  38. seven

    thanks for this. i’ve been that girl spending an inordinate amount of time at the grocery store before, reading labels and picking things up only to put them back five seconds later. i always wondered what it looked like.

  39. Jen

    So relieved those days are far behind me (through years of hard work and persistence in recovery!). Glad there are people like you sharing your story with the world to help those who are currently struggling. <3

  40. Araceli

    Thank you for this post. Your past experiences are so familiar to me…it’s almost as if you were reading my mind. I wish I had your strength, this is seriously so much harder to control than I thought. I only hope that one day I will be able to put this all behind me. I genuinely admire you.

  41. Eileen

    Thank you so much. I am currently in treatment and it means so much to hear about your recovery. I know that everyones journey is different but, it means more then you can know to hear about yours. Keep up the great work.

  42. kt

    i am so glad that you wrote this.
    not only has it helped me to feel better about my BED, it has helped me realize that getting help from an ed specialist isn’t anything to be ashamed of
    it’s also given me hope that i can and will recover
    thank you

  43. Casey

    All I have to say is, thank you thank you so much for having the guts to admit to something I still have a hard time even thinking about. Thank you

  44. kaitlinwithhoney

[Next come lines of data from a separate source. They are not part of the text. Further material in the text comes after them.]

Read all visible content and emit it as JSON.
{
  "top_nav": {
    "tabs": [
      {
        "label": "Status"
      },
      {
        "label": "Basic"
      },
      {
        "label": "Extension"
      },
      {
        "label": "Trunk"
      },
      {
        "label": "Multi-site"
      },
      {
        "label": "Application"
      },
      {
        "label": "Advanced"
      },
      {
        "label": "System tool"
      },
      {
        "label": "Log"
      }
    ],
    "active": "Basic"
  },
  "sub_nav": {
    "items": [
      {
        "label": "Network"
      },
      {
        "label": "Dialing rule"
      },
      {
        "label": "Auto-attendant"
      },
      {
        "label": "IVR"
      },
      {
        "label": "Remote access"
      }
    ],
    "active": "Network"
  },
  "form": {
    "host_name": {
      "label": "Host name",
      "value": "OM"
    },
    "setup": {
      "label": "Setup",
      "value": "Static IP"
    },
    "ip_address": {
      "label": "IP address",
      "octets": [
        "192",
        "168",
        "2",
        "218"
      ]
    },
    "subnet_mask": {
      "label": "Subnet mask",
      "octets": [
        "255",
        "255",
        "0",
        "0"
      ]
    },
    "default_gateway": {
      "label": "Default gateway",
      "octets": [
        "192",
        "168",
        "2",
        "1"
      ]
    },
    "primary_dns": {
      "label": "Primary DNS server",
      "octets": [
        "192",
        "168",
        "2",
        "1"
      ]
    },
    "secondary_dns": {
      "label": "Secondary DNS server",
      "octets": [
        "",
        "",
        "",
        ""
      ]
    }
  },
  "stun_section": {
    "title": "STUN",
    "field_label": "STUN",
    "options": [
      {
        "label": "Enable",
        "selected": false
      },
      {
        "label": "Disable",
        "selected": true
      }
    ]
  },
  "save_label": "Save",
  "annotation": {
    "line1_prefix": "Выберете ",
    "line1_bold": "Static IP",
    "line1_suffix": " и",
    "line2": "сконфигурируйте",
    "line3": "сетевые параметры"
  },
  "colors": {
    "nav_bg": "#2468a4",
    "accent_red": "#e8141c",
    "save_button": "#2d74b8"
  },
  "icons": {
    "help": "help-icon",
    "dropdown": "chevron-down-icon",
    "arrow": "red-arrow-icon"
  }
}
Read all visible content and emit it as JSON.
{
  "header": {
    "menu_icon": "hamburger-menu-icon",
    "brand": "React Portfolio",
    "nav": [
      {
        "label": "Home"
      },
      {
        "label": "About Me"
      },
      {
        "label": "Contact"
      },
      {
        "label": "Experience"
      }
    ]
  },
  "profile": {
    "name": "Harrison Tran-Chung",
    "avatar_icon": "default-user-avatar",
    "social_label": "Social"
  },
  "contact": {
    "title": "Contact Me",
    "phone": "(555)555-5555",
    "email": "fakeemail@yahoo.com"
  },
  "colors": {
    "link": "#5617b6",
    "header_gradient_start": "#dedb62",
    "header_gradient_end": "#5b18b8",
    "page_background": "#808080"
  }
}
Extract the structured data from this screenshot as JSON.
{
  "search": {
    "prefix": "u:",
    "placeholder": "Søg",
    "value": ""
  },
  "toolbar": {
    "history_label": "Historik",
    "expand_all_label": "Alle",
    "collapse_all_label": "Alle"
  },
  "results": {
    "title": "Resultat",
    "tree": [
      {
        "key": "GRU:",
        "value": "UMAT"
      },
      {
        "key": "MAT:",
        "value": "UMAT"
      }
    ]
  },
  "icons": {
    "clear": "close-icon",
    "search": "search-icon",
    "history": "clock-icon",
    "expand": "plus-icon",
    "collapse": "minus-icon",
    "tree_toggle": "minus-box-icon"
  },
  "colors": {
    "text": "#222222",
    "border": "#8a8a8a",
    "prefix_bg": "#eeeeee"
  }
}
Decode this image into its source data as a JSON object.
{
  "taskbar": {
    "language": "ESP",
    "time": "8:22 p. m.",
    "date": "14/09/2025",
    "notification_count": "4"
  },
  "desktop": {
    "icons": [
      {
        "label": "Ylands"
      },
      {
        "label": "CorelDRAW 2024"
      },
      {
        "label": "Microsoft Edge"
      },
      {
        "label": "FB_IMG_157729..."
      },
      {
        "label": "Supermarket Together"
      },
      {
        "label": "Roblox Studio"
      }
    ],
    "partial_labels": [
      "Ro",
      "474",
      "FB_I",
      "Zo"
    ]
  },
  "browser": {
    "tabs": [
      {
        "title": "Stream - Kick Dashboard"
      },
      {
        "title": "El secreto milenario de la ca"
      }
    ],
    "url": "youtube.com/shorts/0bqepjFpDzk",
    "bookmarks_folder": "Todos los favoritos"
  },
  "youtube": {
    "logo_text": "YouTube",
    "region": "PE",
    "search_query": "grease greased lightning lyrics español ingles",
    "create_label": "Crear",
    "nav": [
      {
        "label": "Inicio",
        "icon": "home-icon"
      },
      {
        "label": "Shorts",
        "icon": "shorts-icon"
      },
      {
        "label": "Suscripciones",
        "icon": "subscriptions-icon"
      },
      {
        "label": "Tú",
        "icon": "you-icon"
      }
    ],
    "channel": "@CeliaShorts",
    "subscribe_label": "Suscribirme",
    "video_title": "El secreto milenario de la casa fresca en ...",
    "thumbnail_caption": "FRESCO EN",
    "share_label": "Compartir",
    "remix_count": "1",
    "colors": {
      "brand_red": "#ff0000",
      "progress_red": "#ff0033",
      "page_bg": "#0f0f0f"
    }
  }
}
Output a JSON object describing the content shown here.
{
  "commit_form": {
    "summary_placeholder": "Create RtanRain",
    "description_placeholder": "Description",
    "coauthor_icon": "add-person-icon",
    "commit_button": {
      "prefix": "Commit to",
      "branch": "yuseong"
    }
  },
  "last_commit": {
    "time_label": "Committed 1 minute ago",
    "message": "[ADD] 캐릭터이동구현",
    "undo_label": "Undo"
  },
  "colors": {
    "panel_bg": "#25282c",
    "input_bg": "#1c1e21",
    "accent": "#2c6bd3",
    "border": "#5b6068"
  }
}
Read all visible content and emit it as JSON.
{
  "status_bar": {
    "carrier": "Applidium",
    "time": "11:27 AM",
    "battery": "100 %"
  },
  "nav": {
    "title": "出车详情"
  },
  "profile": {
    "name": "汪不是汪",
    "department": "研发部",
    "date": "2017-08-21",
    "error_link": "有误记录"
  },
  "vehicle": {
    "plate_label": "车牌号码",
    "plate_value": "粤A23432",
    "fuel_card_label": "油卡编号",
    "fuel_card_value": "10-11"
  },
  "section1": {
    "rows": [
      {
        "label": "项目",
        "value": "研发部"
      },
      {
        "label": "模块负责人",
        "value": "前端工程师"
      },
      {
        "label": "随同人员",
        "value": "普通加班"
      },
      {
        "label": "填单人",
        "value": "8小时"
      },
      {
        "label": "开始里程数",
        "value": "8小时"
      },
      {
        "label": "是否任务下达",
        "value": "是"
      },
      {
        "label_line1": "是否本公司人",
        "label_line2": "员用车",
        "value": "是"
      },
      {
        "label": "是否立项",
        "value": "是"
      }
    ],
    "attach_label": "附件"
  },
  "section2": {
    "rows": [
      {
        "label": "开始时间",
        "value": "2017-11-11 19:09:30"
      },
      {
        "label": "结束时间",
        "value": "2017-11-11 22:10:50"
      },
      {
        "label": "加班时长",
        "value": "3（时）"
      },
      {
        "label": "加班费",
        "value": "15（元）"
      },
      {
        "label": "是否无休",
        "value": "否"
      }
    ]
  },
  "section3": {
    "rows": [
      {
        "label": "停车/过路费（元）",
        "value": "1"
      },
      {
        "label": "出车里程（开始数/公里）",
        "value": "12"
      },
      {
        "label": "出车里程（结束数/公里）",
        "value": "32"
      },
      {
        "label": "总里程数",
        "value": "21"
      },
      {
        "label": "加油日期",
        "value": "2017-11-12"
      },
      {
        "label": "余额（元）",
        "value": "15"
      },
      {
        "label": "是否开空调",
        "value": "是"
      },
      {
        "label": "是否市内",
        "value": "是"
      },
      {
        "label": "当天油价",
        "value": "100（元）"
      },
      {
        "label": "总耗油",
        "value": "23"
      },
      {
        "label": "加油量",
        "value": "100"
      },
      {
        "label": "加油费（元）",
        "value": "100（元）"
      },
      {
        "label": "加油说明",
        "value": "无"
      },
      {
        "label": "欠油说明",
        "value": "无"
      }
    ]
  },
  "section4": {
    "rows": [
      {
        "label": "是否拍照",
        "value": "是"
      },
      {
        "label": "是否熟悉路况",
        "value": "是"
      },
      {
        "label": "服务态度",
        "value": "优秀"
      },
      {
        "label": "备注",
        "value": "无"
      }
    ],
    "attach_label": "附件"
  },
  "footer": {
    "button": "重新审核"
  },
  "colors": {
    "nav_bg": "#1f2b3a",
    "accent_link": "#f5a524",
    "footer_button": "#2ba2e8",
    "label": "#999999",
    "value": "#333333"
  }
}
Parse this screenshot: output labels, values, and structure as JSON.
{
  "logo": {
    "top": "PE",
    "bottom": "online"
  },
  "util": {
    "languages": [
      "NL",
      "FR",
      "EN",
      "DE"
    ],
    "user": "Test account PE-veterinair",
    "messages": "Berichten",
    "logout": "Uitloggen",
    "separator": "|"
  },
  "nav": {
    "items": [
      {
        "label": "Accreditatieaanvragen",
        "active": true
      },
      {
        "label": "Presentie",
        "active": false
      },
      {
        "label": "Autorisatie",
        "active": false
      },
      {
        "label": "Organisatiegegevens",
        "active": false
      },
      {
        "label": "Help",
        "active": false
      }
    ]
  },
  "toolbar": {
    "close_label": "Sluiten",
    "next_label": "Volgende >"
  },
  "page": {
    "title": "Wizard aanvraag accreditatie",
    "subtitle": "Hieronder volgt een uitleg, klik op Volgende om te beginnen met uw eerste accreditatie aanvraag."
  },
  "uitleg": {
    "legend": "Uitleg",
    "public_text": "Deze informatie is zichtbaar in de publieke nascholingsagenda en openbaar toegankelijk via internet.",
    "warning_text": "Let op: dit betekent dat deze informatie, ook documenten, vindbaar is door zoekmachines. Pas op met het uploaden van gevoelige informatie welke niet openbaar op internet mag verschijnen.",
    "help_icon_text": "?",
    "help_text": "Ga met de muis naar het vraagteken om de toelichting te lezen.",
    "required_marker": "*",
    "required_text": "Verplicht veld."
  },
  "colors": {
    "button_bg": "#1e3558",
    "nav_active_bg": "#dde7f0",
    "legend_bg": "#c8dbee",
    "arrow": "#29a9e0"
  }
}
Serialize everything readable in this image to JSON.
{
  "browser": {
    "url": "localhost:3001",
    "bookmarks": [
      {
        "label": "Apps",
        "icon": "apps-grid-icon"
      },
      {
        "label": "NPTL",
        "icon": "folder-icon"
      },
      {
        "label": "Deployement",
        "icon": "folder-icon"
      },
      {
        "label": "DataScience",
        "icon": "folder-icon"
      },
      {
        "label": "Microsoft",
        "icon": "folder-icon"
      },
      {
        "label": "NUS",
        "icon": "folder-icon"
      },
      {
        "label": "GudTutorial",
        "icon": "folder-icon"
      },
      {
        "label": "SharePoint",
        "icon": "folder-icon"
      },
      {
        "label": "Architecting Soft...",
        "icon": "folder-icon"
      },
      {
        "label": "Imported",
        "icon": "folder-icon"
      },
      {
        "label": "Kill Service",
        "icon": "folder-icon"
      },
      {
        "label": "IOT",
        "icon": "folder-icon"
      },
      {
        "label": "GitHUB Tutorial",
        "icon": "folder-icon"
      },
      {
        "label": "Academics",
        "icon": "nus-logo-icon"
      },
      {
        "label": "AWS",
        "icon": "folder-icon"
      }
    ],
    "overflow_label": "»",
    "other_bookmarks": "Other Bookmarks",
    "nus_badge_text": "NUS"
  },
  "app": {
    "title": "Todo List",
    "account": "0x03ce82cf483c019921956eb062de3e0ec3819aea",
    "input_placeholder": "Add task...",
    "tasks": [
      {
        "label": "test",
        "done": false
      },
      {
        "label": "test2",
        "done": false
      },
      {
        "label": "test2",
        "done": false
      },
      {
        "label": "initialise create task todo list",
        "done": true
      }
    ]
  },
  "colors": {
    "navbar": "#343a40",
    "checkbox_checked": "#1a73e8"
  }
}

    I’m reading this now due to your seven links post — what a wonderful, helpful, and inspiring post. I’m sure this was hard to write, but I cannot tell you how glad I am that this post is out there for other people who, I’m sure, need it.

  45. Cameo Morningstar

    Wow. You describe “The Binge” so well! It was almost frightening to read because I could so relate. I was similar with my binging. It started out as a “cheat day” and after awhile, (years, months, I dunno), it spiraled out of control. I can’t say I am fully recovered, (are we ever?) but I can say that I am leaps and bounds ahead of where I was and I am currently “binge free”. Thank you for writing this! I am so glad I found your blog!

  46. Pau

    Oh, its already “2012” and “2013” is fast approaching. almost 2 years and 8 months passed away since you created this blog and I am so thankful that I read it today! Hoooray! Thank so much for sharing this and i’m looking forward for more! (: All I can say is “WOW!” this is so inspiring even though I was laughing at some points (:

    Allow me to share this blog. Thanks! (:

  47. Christina

    I randomly stubbled upon this blog and WOW. It is exactly what I am going through to a tee. You give me home for recovery. Thank you.

Comments are closed.